• ASSIGNMENT:
Below are the records; copy out every line that holds the word "name".

(Data records for software interfaces)
++++++++

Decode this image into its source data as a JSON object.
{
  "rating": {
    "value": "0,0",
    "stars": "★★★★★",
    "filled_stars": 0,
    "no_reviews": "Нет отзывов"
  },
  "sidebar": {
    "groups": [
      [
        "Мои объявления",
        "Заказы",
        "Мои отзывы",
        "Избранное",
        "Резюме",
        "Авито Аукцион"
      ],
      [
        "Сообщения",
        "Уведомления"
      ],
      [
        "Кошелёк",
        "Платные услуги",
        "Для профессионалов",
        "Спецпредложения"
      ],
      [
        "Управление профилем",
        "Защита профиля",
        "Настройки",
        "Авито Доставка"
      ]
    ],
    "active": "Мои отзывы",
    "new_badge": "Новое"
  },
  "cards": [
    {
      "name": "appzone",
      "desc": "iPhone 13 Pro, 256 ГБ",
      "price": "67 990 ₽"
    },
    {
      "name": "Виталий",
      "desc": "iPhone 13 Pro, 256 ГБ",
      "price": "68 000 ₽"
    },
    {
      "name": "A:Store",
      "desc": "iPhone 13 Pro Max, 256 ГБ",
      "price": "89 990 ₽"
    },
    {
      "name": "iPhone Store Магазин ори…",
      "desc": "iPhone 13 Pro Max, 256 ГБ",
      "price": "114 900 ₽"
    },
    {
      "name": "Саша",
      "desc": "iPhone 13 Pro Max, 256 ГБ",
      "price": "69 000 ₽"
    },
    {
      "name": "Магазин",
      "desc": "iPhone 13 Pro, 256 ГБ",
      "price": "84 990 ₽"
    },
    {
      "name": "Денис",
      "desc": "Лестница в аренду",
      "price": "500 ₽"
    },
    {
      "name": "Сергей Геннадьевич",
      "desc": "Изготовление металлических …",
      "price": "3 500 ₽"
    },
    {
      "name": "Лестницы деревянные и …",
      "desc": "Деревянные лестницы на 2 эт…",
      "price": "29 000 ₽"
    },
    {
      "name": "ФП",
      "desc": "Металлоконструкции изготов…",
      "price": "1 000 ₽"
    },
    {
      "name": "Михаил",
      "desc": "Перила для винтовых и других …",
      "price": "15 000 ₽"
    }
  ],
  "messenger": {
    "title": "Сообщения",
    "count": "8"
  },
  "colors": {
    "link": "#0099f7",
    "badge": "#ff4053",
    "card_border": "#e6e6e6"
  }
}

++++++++

• EXPECTED OUTPUT:
      "name": "appzone",
      "name": "Виталий",
      "name": "A:Store",
      "name": "iPhone Store Магазин ори…",
      "name": "Саша",
      "name": "Магазин",
      "name": "Денис",
      "name": "Сергей Геннадьевич",
      "name": "Лестницы деревянные и …",
      "name": "ФП",
      "name": "Михаил",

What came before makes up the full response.